"I'll call you Liz only if you call me Dave."
It was spring break of my freshman year of high school. I was in Mexico building houses with my church, and the question of names was being discussed.
Dave? I thought incredulously. He'd always been Mr. F to me. Our families had been friends for years and "Mr. F" was ingrained. Besides, he was a pastor.
But calling me Liz was a big deal. I grew up being called by my first name, Hannah, but I always loved my middle name. When I started high school, I decided to switch: no more Hannah. Call me Elizabeth. Which meant my family and friends had to relearn everything.
"If you call me Mr. F, I'll have to call you Hannah," he added.
"Deal," I said quickly.
So I began calling him Dave and, as promised, he called me Liz. I felt very adult calling him by his first name.
It wasn't the only reason I felt adult. Instead of pounding nails, Dave made me his assistant cutting wood. It was my job to make sure the wood was measured correctly. Dave said he picked me to do the job because I was detailed and responsible. I felt important.
Dave is good at believing in people.
His wife is good at it too.
Barely two months after that trip to Mexico, I had my first panic attack. The first of many, accompanied by hallucinations and nightmares. Becky was studying to become a counselor and she had personal experience with trauma. When I realized I needed help, I went to her.
She started meeting with me every week. She gave me the strength to tell my parents about my abuse. She let me talk, cry, and be confused. She was patient even when I wasn't making headway. She taught me how to handle panic attacks. Becky was my beacon of hope.
With her, I came to believe in my worth: that I was lovable no matter what messages the abuse sent me. The panic attacks got better. Knowing I was worth something did a lot to get my life moving in the right direction.
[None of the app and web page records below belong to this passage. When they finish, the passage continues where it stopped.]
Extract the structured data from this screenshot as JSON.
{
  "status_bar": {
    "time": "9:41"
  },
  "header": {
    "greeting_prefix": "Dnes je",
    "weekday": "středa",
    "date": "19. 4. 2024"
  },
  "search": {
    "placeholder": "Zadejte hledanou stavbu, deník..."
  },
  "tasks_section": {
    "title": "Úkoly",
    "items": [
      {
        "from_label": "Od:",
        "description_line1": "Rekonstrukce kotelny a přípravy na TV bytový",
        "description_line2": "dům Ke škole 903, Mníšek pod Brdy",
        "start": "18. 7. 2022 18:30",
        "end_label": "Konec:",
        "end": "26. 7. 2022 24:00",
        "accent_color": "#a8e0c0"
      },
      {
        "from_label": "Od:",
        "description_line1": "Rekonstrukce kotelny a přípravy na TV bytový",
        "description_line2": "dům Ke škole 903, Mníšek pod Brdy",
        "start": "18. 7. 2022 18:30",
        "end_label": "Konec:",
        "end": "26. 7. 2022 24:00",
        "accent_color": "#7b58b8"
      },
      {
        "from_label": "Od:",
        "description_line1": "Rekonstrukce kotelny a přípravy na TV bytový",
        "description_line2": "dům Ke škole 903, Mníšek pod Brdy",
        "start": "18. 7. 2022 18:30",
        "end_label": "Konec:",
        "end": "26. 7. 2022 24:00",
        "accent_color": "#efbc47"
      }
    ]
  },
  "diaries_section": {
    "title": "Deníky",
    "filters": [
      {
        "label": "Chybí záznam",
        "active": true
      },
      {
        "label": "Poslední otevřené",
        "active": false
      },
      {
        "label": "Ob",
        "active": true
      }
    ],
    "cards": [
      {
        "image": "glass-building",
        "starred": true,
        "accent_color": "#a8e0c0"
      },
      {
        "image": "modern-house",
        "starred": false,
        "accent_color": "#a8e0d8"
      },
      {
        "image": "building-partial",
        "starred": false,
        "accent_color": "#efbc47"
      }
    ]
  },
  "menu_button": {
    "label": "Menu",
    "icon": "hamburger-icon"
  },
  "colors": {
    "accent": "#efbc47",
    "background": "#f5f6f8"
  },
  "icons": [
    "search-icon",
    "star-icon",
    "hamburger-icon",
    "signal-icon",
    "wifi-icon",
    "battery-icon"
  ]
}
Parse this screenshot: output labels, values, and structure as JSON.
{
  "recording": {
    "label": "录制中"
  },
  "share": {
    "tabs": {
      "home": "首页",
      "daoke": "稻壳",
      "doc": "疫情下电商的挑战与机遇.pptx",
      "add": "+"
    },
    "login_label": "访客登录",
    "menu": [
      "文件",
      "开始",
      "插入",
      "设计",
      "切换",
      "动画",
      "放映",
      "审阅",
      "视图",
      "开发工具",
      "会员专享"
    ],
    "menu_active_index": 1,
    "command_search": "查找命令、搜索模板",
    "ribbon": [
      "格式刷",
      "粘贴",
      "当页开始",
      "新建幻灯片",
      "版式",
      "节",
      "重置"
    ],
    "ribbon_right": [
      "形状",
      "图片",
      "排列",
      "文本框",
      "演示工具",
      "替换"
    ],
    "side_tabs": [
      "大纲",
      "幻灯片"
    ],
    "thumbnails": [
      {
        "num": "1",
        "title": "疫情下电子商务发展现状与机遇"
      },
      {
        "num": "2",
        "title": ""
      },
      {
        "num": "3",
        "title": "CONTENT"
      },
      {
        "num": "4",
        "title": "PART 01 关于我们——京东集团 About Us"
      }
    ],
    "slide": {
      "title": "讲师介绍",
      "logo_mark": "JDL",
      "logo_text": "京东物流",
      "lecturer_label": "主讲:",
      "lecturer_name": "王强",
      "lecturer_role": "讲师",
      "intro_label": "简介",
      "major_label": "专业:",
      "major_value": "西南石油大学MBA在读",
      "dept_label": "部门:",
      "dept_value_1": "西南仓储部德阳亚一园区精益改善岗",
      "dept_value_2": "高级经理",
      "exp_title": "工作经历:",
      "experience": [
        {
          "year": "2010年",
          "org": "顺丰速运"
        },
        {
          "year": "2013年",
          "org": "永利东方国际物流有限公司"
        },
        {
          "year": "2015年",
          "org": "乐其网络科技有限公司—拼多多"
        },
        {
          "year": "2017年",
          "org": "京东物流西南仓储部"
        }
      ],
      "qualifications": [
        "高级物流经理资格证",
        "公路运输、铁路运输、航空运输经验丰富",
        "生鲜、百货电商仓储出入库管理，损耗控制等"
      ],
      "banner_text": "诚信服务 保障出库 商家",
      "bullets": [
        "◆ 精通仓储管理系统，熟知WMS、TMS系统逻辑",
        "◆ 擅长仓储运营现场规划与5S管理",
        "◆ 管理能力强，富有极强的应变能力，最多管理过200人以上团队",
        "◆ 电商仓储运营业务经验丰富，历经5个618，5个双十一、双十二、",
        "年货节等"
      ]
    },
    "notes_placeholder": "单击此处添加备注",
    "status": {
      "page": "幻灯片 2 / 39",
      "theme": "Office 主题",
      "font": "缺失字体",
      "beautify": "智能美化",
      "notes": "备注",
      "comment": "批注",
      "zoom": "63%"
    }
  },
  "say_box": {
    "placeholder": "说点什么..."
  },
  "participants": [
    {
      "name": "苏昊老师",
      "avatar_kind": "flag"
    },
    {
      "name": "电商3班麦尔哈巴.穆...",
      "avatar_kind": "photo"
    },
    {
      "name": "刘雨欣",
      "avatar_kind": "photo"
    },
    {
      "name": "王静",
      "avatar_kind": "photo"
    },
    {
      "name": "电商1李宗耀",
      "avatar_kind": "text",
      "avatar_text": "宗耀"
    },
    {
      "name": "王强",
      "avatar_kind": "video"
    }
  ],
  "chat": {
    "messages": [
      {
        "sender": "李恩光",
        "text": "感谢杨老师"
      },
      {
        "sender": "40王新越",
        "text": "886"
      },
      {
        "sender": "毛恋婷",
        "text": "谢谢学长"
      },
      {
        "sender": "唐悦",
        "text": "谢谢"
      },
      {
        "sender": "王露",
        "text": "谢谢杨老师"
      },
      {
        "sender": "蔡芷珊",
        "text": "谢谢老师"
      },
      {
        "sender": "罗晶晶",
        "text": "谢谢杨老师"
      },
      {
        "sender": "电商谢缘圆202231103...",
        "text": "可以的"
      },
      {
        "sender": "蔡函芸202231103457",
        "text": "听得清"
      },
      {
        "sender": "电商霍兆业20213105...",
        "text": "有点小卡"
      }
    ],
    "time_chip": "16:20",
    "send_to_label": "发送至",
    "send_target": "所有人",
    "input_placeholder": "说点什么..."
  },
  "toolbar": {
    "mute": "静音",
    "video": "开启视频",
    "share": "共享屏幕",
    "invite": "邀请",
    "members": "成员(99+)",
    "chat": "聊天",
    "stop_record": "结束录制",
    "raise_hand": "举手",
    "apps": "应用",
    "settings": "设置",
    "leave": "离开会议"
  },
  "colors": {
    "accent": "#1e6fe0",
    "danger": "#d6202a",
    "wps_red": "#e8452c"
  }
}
Dave and Becky played big roles in my story of overcoming abuse, but that's not the only reason they're my heroes. They constitute a common thread in my life's narrative. I grew up alongside their kids. They led a biblestudy at our house for years. They led a ministry for parents of teenagers that helped my parents survive my teenhood. Through it all, they imparted grace and joy. What impacted me most wasn't anything they did; it was who they were.
Dave and Becky didn't set out to make a splash; they just lived. Like normal people. But they cared about the small stuff, treated me with respect, and were willing to keep showing up in my life week after week. That's what made a difference. Consistency in the mundane. Ever-present awareness of human dignity. That's what made them special.
I live far away now. I don't hear from Dave and Becky much. But they're still as close to my heart as ever. They shaped who I am. Being around them, they rubbed off on me. I want to have that same kind of impact. The kind that doesn't try; it just happens. I want to be a person who believes in people.
Word count: 563.